While Hurricane Katrina may have been among the most devastating natural disasters to strike the US, a recently published study reveals that the storm may have lead to a baby boom for dolphins along the Gulf coast. In the years following Katrina, biologists observed a sharp increase in the number of bottlenose dolphins calves--and suspect that all the damage to the fishing industry may have had something to do with it. With human activity being relentless in so many ecosystems, sometimes it takes a crippling disaster to measure the extent of our impact.The study, which was published in the journal Marine Mammal Science, shows a spike in dolphin calve numbers following the hurricane--from 1 percent of dolphins observed before Katrina to 6 percent in the years following. One reason for this increase, the study suggests, is that during this period 87% of commercial fishing vessels were damaged or destroyed by the hurricane, which means more fish for dolphins and more energy to reproduce.
According to the report:
Commercial fisheries landings and recreational fisheries landings decreased by 48% and 42%, respectively between 2005 and 2006 for Gulfport and Biloxi harbors. This decrease in recreational and commercial fishing, similar to the effects of creating a marine reserve, could have resulted in increased prey availability for dolphins within the area.
Another factor that may have contributed to the baby boom is a potential jump in the number of reproducing females following the storm. The hurricane resulted in a higher mortality rate among calves--meaning there might have been an unusually high number of fertile females for the following mating season.

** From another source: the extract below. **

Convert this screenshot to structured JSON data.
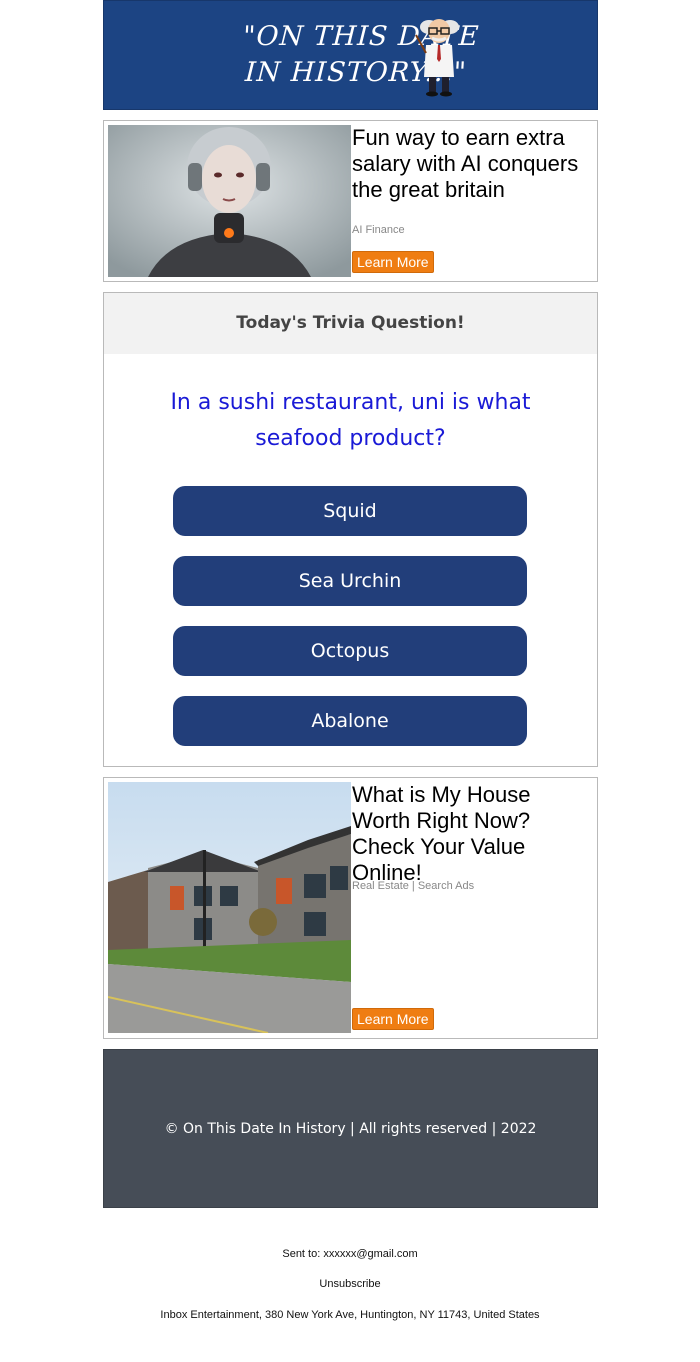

To better understand the full extent human activity has on their ecosystem, researchers plan to continue studying the reproductive patterns of bottlenose dolphins in the Gulf. From our lofty position on the food-chain, it's often difficult to grasp the extent our appetite has on native species who, unfortunately for them, share a similar taste. But, even in just a brief period of reduced fishing which resulted from damage caused by a hurricane, scores of newborn dolphins hint that what's bad for the fishing industry may be good for everything else.